The Court’s opinion notably downplays the value of statistical evidence in this situation. The plaintiffs provided statistical evidence which they maintain showed “statistically significant disparities between men and women at Wal-Mart [that] can be explained only by gender discrimination.” The Court reasoned that national and regional disparities failed to show discrimination at the district level, let alone the individual store level. “A regional pay disparity, for example, may be attributable to only a small set of Wal-Mart stores, and cannot by itself establish the uniform, store-by-store disparity.”
Affidavits from individuals showing anecdotal evidence of discrimination can provide some glue, but it depends on the circumstances. For example, the Court noted a previous case in which there were anecdotes for every eight members of the class, mostly coming from the operational centers where the class members were based. Here, the plaintiffs had only 120 affidavits for 1.5 million people. Fourteen entire states had no corresponding anecdotes, and half of all states had only one or two for the entire state. That’s not glue.
The Court found the proffered expert testimony in this case unpersuasive to say the least. A sociologist testified regarding “social framework” analysis, which allegedly showed that Wal-Mart’s corporate culture was susceptible to gender bias. But, the expert couldn’t “calculate whether 0.5 percent or 95 percent of the employment decisions at Wal-Mart might be determined by stereotyped thinking.” No glue. In fact, it is questionable whether his testimony was even properly admitted.
The Court used the Wal-Mart case as an example of a class with no glue. As discussed previously, it also provides some hints about where future classes may find some.
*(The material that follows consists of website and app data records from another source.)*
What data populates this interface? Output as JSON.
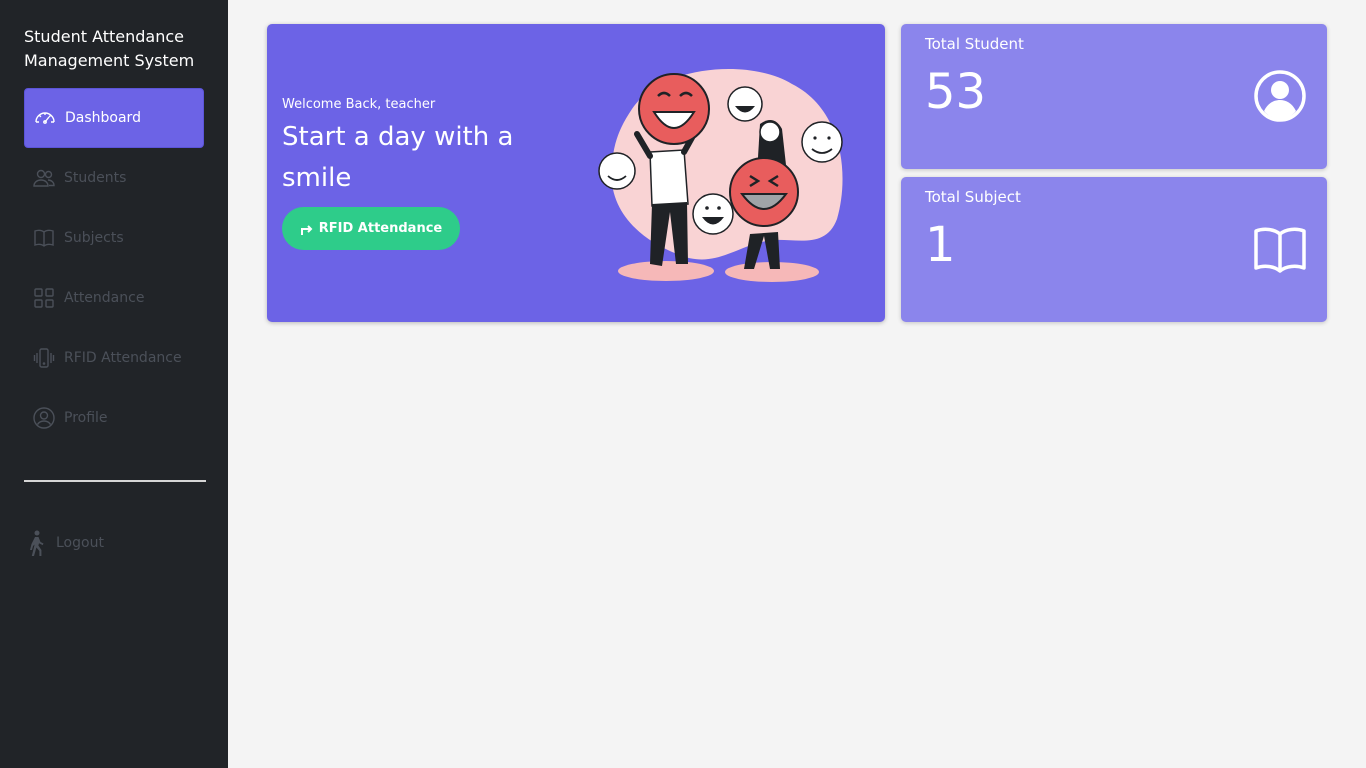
{
  "sidebar": {
    "title": "Student Attendance Management System",
    "items": [
      {
        "label": "Dashboard",
        "icon": "speedometer-icon"
      },
      {
        "label": "Students",
        "icon": "people-icon"
      },
      {
        "label": "Subjects",
        "icon": "book-icon"
      },
      {
        "label": "Attendance",
        "icon": "grid-icon"
      },
      {
        "label": "RFID Attendance",
        "icon": "phone-vibrate-icon"
      },
      {
        "label": "Profile",
        "icon": "person-circle-icon"
      }
    ],
    "logout_label": "Logout"
  },
  "hero": {
    "welcome": "Welcome Back, teacher",
    "headline": "Start a day with a smile",
    "button_label": "RFID Attendance"
  },
  "cards": [
    {
      "label": "Total Student",
      "value": "53",
      "icon": "person-circle-icon"
    },
    {
      "label": "Total Subject",
      "value": "1",
      "icon": "book-icon"
    }
  ],
  "colors": {
    "sidebar_bg": "#212428",
    "accent": "#6c63e6",
    "card_bg": "#8b85ec",
    "button": "#2ecc8a",
    "page_bg": "#f4f4f4"
  }
}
Phil Miles is an attorney in McQuaide Blasko’s Labor and Employment Law Practice Group and publisher of Lawffice Space, an employment law blog.